Kill made the announcement on "Rise Above Seizures" Day to bring epilepsy awareness for the 60,000 Minnesotans who, like him, struggle with seizures.
Kill addressed a crowded room at Kieran's Pub dressed in a Twins jersey before he was set to throw out the first pitch at the Twins Red Sox game at Target Field.
He shared his reluctance to discuss his struggles as he was publicly battling game day seizures.
"I didn't want to talk about it to be honest with you. A lot of people don't want to talk about it because they feel like it can affect their job and so forth," said Kill. "But they saved my life and now it's time for me to help others and step up to the plate in our great state."
So with his wife Rebecca, he's launched the "Chasing Dreams with Coach Kill" fund, putting $100,000 of their own money to start the foundation.
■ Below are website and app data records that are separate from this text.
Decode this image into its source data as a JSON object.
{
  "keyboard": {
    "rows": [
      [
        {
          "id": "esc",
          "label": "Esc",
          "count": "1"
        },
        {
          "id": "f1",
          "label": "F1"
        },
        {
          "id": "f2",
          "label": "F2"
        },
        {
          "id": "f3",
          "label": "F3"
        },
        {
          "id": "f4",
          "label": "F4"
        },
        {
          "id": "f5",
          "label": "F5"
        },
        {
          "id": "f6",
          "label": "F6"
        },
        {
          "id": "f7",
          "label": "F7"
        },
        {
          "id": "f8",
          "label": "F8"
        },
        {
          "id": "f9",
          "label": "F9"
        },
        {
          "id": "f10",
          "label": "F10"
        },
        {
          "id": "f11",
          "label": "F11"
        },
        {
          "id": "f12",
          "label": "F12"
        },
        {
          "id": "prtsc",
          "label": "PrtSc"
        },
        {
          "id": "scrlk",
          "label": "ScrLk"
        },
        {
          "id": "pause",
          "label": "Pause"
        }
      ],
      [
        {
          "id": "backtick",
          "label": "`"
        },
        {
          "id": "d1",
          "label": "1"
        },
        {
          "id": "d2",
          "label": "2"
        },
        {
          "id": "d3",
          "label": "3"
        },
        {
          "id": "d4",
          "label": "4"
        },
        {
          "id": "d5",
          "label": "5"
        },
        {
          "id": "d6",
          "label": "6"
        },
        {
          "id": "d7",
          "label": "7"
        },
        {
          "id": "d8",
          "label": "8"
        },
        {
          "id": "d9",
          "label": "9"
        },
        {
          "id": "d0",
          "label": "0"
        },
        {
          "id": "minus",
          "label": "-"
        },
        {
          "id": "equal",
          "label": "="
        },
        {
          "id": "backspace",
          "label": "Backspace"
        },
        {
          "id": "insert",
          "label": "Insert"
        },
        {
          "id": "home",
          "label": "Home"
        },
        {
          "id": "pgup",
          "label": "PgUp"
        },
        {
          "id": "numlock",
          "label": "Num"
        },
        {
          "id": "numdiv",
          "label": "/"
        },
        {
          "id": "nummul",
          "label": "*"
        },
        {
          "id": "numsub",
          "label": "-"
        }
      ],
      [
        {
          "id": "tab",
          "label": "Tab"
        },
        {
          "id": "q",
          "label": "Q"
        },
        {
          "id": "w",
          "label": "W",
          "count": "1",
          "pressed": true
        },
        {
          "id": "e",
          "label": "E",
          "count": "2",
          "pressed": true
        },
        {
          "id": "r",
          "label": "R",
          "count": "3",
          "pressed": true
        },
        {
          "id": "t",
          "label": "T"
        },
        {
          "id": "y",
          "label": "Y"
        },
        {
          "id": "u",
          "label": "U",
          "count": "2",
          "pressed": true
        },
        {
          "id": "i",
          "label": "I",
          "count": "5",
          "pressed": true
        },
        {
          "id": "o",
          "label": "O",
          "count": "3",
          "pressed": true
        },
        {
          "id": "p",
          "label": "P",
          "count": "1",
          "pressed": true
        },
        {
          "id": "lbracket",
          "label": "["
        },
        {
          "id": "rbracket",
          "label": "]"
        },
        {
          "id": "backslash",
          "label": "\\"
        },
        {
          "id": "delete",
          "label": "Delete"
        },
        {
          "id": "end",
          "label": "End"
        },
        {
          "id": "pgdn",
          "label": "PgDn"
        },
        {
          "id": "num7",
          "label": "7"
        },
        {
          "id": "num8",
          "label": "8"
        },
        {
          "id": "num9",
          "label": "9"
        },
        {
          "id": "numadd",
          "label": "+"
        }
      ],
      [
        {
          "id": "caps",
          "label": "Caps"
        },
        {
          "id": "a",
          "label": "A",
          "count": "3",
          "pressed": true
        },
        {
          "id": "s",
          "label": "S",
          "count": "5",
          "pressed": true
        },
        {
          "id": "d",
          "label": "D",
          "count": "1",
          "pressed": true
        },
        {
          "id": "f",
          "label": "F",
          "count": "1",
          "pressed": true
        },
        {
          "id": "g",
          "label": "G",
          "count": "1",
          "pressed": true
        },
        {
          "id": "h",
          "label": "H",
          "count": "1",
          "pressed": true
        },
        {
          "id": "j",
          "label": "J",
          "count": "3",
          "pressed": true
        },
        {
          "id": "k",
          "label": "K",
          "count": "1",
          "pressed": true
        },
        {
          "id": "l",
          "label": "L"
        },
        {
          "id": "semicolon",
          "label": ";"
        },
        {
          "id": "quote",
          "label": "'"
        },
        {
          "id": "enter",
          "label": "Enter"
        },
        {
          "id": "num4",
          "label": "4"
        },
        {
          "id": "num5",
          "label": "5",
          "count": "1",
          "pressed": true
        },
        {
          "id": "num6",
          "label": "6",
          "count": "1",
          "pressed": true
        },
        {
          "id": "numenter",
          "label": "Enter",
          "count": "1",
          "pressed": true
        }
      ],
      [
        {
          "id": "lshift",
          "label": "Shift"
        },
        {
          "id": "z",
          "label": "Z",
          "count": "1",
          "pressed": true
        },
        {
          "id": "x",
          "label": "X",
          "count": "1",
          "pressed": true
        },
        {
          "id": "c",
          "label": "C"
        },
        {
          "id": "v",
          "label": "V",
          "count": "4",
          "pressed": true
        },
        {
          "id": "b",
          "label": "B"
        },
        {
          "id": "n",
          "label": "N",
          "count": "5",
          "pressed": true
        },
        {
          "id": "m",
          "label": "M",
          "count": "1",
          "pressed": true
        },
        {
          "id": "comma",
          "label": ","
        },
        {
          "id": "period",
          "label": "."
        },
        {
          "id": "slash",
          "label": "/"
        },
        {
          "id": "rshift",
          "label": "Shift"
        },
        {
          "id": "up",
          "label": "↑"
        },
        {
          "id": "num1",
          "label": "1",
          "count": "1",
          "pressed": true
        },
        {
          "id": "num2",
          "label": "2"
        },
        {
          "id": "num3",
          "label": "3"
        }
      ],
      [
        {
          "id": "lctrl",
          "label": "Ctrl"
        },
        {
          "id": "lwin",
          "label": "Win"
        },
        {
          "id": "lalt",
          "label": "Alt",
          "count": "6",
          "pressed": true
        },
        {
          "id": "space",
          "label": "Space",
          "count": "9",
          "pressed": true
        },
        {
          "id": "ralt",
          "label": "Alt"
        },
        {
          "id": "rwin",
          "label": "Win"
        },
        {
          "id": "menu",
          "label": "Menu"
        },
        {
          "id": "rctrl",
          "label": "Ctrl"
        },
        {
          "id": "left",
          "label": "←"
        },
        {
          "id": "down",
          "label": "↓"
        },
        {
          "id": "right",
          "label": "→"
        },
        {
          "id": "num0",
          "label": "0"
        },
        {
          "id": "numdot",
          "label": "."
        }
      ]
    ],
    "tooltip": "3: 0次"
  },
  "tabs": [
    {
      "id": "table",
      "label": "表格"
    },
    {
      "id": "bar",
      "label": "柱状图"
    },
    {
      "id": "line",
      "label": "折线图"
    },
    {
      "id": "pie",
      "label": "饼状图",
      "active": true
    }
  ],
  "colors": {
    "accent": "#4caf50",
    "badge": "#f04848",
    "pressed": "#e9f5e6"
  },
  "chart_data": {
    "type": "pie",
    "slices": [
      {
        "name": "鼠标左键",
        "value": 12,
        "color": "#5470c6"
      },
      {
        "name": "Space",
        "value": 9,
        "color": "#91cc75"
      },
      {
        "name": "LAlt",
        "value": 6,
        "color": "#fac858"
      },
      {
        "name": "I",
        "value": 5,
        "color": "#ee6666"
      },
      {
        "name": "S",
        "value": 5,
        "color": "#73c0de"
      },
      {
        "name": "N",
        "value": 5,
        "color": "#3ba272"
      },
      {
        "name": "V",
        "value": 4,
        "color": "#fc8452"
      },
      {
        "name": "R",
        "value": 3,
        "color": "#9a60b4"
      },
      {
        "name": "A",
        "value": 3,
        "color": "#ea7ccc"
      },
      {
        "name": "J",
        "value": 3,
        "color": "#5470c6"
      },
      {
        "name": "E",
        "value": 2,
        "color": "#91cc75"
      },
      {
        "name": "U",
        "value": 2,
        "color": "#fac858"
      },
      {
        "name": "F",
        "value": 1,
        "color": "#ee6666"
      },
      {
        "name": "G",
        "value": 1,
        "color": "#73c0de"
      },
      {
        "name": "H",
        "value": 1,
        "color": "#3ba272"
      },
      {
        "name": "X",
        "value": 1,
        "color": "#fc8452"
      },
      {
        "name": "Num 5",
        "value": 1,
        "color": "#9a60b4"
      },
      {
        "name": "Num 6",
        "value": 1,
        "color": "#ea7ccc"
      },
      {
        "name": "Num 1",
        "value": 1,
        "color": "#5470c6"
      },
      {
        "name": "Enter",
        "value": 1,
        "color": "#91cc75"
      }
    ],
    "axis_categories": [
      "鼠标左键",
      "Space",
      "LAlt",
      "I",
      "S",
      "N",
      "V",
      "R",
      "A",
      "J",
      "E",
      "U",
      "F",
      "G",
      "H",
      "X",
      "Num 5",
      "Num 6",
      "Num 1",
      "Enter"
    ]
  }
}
It will provide training for Minnesota students, teachers, school nurses and staff to learn more about seizures. Funds will also go to Camp Oz, a one week residential camp for kids with epilepsy.
"I am a guy that has very high goal and as soon as we get done here, we are going to be moving," said Kill who wants to immediately raise $500,000.
The mission is a win for young athletes like Alec Kelsey.
"When I play, I have seizures during it, but it never stops me from playing that sport. During his games he has seizures exactly like me, so this is quite a day for me," said Kelsey.
Kelsey had a chance to meet Kill, who is one of his role models, and called Kill a man of his word.
"He's got quite a handshake, so trust me," said Kelsey.
Kill had five public seizures since he joined the Gophers in 2010.
"You don't know what's going to happen tomorrow, you have to celebrate today," said Kill. "Life is about helping people. That's why I coach.",